* [YOUR ASSIGNMENT] All lines in the records that carry the string "title" are to be shown.

══ ENTRIES SUPPLIED ══

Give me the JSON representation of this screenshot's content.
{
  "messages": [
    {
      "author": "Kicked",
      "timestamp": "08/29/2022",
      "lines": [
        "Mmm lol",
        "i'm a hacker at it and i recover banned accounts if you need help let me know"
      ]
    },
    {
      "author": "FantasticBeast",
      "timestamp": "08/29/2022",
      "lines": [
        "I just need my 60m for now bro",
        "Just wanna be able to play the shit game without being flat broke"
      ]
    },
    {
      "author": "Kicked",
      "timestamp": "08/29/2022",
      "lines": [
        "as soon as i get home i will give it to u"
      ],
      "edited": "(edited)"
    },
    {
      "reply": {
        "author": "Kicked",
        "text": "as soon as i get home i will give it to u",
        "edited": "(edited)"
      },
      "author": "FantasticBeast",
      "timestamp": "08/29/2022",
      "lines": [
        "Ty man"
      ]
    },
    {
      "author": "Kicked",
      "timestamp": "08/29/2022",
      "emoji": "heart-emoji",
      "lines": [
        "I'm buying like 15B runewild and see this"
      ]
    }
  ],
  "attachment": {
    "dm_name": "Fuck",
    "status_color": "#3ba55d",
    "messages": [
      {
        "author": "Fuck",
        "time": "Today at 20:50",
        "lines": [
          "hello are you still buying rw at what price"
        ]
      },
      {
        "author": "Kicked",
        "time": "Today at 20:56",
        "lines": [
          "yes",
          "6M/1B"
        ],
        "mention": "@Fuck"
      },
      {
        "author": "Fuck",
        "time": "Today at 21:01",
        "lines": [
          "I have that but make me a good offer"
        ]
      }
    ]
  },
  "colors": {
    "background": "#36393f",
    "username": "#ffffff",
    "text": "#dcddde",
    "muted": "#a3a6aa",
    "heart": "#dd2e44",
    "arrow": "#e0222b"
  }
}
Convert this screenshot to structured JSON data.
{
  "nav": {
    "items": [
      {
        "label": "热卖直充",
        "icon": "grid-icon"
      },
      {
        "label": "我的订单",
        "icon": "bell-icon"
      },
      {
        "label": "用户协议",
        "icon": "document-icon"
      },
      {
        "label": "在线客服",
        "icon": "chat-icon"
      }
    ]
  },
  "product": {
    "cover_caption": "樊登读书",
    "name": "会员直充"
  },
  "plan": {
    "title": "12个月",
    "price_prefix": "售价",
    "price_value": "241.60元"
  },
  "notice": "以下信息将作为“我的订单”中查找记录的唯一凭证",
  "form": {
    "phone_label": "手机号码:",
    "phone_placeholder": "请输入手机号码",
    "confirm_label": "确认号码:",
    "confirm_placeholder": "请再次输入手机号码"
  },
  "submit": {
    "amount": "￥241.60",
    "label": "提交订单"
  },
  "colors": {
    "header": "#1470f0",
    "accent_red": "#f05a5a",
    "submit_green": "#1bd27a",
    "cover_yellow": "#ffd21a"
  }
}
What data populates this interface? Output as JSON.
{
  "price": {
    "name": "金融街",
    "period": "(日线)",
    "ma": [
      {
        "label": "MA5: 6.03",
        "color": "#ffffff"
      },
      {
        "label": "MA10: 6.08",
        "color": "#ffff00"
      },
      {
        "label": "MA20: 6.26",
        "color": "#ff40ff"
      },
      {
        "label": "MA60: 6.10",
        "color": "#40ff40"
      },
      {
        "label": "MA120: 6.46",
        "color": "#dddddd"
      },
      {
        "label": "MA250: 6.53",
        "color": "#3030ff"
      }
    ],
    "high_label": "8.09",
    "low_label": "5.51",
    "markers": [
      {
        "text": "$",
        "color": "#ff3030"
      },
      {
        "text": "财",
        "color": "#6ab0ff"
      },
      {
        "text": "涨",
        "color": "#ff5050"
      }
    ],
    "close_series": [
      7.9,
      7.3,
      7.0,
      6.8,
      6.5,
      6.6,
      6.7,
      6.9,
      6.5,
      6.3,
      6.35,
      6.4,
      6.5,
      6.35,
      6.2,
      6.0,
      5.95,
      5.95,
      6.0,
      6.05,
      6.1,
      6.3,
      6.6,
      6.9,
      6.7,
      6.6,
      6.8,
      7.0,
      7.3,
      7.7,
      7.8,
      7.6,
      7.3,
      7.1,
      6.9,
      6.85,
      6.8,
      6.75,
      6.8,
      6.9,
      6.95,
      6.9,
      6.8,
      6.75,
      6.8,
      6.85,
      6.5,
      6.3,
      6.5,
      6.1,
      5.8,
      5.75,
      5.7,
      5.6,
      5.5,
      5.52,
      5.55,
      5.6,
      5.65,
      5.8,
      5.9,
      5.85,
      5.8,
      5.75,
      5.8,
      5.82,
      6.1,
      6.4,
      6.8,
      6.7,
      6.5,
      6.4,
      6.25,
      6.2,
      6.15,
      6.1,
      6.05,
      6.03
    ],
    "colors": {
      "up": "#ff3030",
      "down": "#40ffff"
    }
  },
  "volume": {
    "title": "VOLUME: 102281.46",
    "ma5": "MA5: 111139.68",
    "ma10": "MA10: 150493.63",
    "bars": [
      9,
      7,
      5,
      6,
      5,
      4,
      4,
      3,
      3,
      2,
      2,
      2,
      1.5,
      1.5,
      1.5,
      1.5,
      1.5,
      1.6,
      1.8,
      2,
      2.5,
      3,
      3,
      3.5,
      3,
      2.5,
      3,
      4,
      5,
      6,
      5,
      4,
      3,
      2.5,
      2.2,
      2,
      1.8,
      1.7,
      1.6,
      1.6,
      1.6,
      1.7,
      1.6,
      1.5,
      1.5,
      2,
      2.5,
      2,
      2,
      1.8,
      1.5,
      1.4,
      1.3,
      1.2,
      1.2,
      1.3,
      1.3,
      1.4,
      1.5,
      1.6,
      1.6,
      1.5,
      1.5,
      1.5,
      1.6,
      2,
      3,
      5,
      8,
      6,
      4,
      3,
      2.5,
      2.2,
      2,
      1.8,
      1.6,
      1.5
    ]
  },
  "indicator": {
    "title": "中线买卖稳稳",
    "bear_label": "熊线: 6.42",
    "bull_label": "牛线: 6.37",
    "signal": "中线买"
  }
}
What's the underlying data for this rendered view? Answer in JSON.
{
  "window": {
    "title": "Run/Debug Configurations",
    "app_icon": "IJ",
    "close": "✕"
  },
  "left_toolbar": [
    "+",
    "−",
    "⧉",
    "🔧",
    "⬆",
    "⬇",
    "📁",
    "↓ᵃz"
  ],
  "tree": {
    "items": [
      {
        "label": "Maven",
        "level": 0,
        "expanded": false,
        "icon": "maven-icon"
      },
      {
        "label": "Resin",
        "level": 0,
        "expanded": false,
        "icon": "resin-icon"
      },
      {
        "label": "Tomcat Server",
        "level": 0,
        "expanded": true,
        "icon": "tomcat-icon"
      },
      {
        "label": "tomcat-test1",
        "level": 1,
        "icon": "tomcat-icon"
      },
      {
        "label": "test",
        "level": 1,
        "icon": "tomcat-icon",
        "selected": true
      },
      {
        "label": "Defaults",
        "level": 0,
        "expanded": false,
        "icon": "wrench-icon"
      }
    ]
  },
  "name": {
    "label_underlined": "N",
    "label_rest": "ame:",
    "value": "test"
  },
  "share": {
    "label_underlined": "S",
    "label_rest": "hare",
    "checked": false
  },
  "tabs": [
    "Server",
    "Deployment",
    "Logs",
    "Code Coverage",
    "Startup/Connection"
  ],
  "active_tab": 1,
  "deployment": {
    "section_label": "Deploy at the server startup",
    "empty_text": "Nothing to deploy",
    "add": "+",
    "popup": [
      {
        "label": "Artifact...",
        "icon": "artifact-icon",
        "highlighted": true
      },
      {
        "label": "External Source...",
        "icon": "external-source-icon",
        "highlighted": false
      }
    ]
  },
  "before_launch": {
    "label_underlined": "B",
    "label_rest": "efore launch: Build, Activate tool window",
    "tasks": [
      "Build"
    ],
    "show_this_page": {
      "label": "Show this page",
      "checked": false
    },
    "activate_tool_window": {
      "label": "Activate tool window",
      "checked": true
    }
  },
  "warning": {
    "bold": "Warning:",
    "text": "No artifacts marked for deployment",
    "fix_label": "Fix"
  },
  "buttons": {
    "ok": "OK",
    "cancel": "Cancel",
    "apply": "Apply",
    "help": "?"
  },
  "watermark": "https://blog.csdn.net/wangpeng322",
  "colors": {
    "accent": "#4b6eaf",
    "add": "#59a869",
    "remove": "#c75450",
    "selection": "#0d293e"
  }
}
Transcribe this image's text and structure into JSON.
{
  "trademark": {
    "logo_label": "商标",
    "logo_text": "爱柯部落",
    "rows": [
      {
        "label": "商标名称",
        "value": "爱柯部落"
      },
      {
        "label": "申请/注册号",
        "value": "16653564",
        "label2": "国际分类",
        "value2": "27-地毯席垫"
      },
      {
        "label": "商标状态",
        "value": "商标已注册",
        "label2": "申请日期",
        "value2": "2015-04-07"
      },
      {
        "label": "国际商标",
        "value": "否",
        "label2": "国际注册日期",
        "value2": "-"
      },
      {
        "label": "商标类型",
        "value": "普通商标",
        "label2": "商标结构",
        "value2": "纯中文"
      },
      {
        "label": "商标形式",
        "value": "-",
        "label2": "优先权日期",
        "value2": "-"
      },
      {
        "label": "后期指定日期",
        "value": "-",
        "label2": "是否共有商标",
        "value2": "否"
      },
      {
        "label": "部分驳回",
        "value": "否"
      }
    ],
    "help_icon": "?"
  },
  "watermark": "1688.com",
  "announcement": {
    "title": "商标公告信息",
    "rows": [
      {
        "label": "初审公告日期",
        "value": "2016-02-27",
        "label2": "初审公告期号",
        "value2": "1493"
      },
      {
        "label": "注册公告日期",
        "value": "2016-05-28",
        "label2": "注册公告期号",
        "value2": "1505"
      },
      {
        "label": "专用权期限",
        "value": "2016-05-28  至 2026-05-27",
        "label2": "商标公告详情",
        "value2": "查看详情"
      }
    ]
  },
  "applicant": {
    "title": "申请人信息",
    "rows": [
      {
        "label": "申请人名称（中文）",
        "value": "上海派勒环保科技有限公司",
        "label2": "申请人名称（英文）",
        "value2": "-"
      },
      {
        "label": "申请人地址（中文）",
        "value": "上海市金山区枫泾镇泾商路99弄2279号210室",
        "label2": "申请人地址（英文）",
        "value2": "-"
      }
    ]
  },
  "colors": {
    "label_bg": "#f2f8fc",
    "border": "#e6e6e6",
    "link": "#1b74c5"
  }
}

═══

* [YOUR RESPONSE]
    "title": "12个月",
    "title": "VOLUME: 102281.46",
    "title": "中线买卖稳稳",
    "title": "Run/Debug Configurations",
    "title": "商标公告信息",
    "title": "申请人信息",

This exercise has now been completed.